Sometimes You Just Can't Get A Break
Anti-death penalty activists suffered another devastating political blow today when they learned that another man put to death was actually guilty of the crimes for which he had been sentenced.
RICHMOND, Va. — Death penalty opponents said new DNA tests confirming the guilt of a murderer who was put to death in Virginia while still proclaiming his innocence will do nothing to end their fight to abolish capital punishment.
Their disappintment was unmistakable, but their enthusiasm that one day they will find an innocent man (or woman or womyn) that had been put to death for a crime he (or she or something in between) did not commit cannot be shaken.
Death penalty opponents have argued for years that the risk of a grave and irreversible mistake by the criminal justice system is too great to allow capital punishment. A finding of innocence in the Coleman case would have been explosive news and almost certainly would have had a powerful effect on the public's attitude toward the death penalty. But despite the finding of guilt, death penalty opponents insist the results do not mean capital punishment is infallible.
"Obviously, one case does not in any way reflect on the correctness of the other 1,000 executions we've had in the last 30 years," said Peter Neufeld, co-founder of the Innocence Project. "Other governors should take their lead from Governor Warner and do post-execution testing in their cases, because ... there's no reason not to — it's all about getting to the truth."
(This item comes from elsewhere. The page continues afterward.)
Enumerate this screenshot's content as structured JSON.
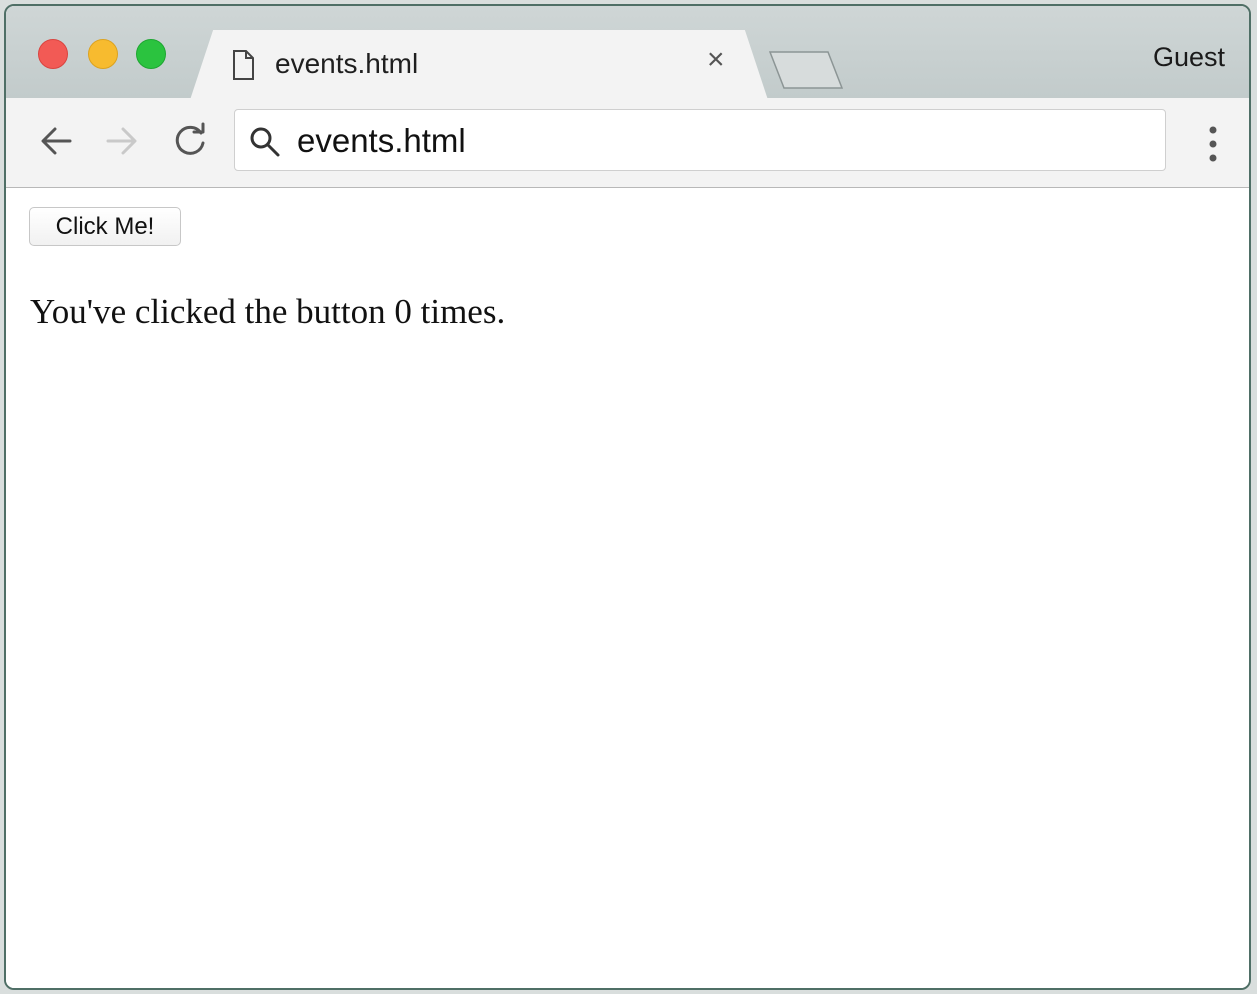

Solidarity to my brothers soft on crime. I'm rooting with you for the death of an innocent man.